---------- GIVEN INFORMATION

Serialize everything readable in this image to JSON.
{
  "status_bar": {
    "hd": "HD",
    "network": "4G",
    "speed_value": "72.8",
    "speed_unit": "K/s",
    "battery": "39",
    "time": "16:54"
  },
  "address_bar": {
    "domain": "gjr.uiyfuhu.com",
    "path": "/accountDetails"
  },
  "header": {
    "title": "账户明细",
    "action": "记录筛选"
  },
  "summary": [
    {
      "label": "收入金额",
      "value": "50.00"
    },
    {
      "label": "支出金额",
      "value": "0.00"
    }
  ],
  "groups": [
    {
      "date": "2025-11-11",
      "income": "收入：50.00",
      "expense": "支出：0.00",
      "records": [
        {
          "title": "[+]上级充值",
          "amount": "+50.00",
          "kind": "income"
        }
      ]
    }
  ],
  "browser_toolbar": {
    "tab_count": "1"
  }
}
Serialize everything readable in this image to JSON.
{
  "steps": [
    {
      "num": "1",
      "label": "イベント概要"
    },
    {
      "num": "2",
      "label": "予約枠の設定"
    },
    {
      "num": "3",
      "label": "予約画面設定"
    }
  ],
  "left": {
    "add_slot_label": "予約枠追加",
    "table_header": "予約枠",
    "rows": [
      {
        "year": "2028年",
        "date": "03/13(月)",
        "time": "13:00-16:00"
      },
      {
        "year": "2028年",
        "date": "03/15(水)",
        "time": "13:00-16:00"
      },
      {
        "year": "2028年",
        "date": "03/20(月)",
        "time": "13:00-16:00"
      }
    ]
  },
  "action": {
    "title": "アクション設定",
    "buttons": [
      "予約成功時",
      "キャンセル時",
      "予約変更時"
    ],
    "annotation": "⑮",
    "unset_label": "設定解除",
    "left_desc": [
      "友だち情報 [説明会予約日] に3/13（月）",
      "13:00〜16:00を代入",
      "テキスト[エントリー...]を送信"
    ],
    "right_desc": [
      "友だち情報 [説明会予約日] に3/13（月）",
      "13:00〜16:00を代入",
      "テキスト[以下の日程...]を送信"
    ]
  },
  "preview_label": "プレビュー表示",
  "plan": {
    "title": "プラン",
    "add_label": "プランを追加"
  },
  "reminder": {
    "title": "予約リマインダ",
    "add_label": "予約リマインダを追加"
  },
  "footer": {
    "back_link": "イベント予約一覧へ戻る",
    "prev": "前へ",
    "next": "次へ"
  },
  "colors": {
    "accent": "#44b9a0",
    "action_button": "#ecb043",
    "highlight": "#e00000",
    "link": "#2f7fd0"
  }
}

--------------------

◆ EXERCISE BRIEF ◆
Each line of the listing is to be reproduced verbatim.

◆ EXERCISE SOLUTION ◆
Serialize everything readable in this image to JSON.
{
  "status_bar": {
    "hd": "HD",
    "network": "4G",
    "speed_value": "72.8",
    "speed_unit": "K/s",
    "battery": "39",
    "time": "16:54"
  },
  "address_bar": {
    "domain": "gjr.uiyfuhu.com",
    "path": "/accountDetails"
  },
  "header": {
    "title": "账户明细",
    "action": "记录筛选"
  },
  "summary": [
    {
      "label": "收入金额",
      "value": "50.00"
    },
    {
      "label": "支出金额",
      "value": "0.00"
    }
  ],
  "groups": [
    {
      "date": "2025-11-11",
      "income": "收入：50.00",
      "expense": "支出：0.00",
      "records": [
        {
          "title": "[+]上级充值",
          "amount": "+50.00",
          "kind": "income"
        }
      ]
    }
  ],
  "browser_toolbar": {
    "tab_count": "1"
  }
}
Serialize everything readable in this image to JSON.
{
  "steps": [
    {
      "num": "1",
      "label": "イベント概要"
    },
    {
      "num": "2",
      "label": "予約枠の設定"
    },
    {
      "num": "3",
      "label": "予約画面設定"
    }
  ],
  "left": {
    "add_slot_label": "予約枠追加",
    "table_header": "予約枠",
    "rows": [
      {
        "year": "2028年",
        "date": "03/13(月)",
        "time": "13:00-16:00"
      },
      {
        "year": "2028年",
        "date": "03/15(水)",
        "time": "13:00-16:00"
      },
      {
        "year": "2028年",
        "date": "03/20(月)",
        "time": "13:00-16:00"
      }
    ]
  },
  "action": {
    "title": "アクション設定",
    "buttons": [
      "予約成功時",
      "キャンセル時",
      "予約変更時"
    ],
    "annotation": "⑮",
    "unset_label": "設定解除",
    "left_desc": [
      "友だち情報 [説明会予約日] に3/13（月）",
      "13:00〜16:00を代入",
      "テキスト[エントリー...]を送信"
    ],
    "right_desc": [
      "友だち情報 [説明会予約日] に3/13（月）",
      "13:00〜16:00を代入",
      "テキスト[以下の日程...]を送信"
    ]
  },
  "preview_label": "プレビュー表示",
  "plan": {
    "title": "プラン",
    "add_label": "プランを追加"
  },
  "reminder": {
    "title": "予約リマインダ",
    "add_label": "予約リマインダを追加"
  },
  "footer": {
    "back_link": "イベント予約一覧へ戻る",
    "prev": "前へ",
    "next": "次へ"
  },
  "colors": {
    "accent": "#44b9a0",
    "action_button": "#ecb043",
    "highlight": "#e00000",
    "link": "#2f7fd0"
  }
}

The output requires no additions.